Reinventing Gravity, with Professor John Moffat
27 Nov, 2009
Something is wrong with gravity!
Einstein’s relativity and the theory of quantum mechanics are fundamentally incompatible, which has prompted the last 30 years of work in string theory and quantum gravity. However, John Moffat has identify a bigger problem: not only does Einstein’s theory not work in the world of the very small but it does not seem to work in the world of the very large either.
Moffat has developed a modified theory of gravity, or MOG, that can explain the behavior of our universe as well as Einstein’s, without resorting to dubious, yet long-claimed excuse for the existence of invisible “dark matter”. As John Barrow of the University of Cambridge asserts, the simplicity of Moffat’s model demands that physicist take this daring new theory seriously.
John Moffat is a Professor Emeritus in physics at the University of Toronto. He is also an adjunct professor in physics at the University of Waterloo and a resident affiliate member of the prestigious Perimeter Institute of Theoretical Physics. He is best known for his work on Nonsymmetric Gravitational Theory.

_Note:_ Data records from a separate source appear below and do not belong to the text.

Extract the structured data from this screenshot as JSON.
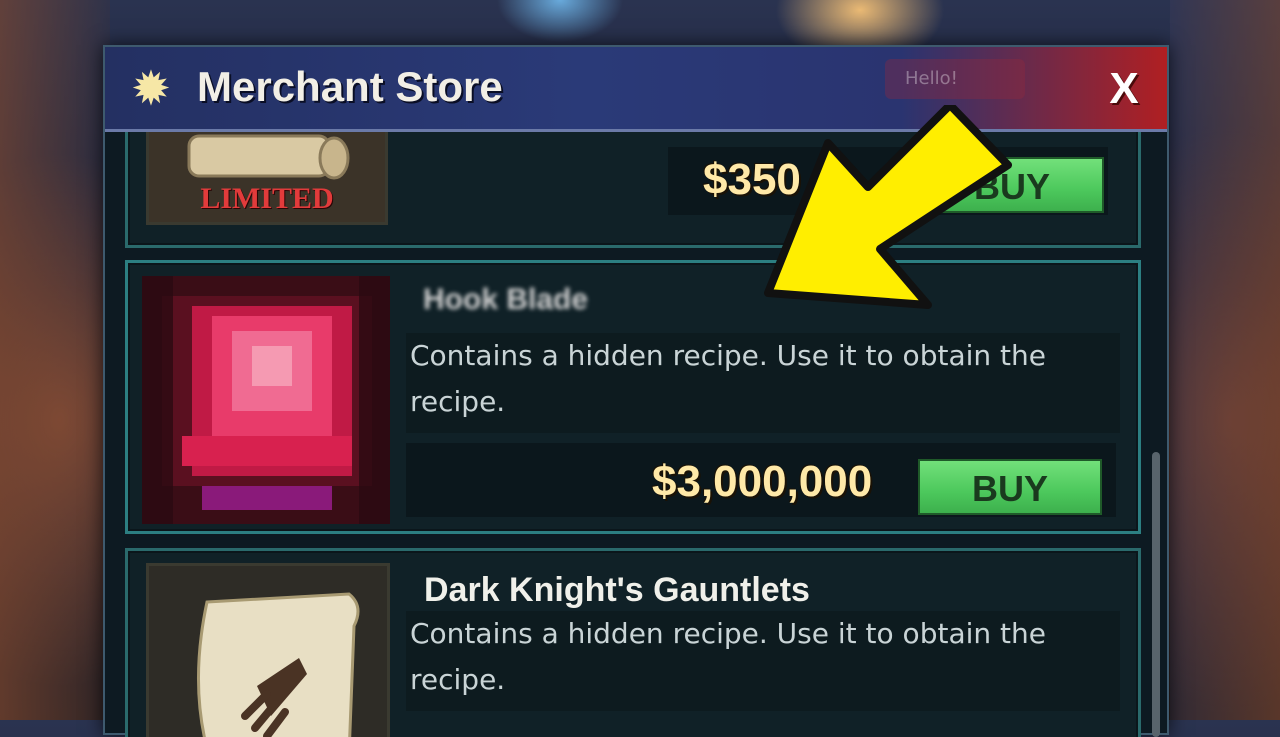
{
  "window": {
    "title": "Merchant Store",
    "close_label": "X",
    "hello_label": "Hello!"
  },
  "items": [
    {
      "name": "",
      "badge": "LIMITED",
      "price": "$350",
      "buy_label": "BUY"
    },
    {
      "name": "Hook Blade",
      "description": "Contains a hidden recipe. Use it to obtain the recipe.",
      "description_line1": "Contains a hidden recipe. Use it to obtain the",
      "description_line2": "recipe.",
      "price": "$3,000,000",
      "buy_label": "BUY"
    },
    {
      "name": "Dark Knight's Gauntlets",
      "description_line1": "Contains a hidden recipe. Use it to obtain the",
      "description_line2": "recipe."
    }
  ],
  "icons": {
    "title": "star-icon",
    "arrow": "yellow-arrow-icon"
  },
  "colors": {
    "titlebar_left": "#243062",
    "titlebar_right": "#b01f22",
    "buy_green": "#4cc85c",
    "price_gold": "#ffe9a8",
    "limited_red": "#e23b3b",
    "arrow_yellow": "#ffee00"
  }
}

This lecture is CFI’s contribution to the International Year of Astronomy, which is a global effort initiated by the International Astronomical Union (IAU) and UNESCO to help the citizens of the world rediscover their place in the Universe through the day -and night- time sky, and thereby engage a personal sense of wonder and discovery.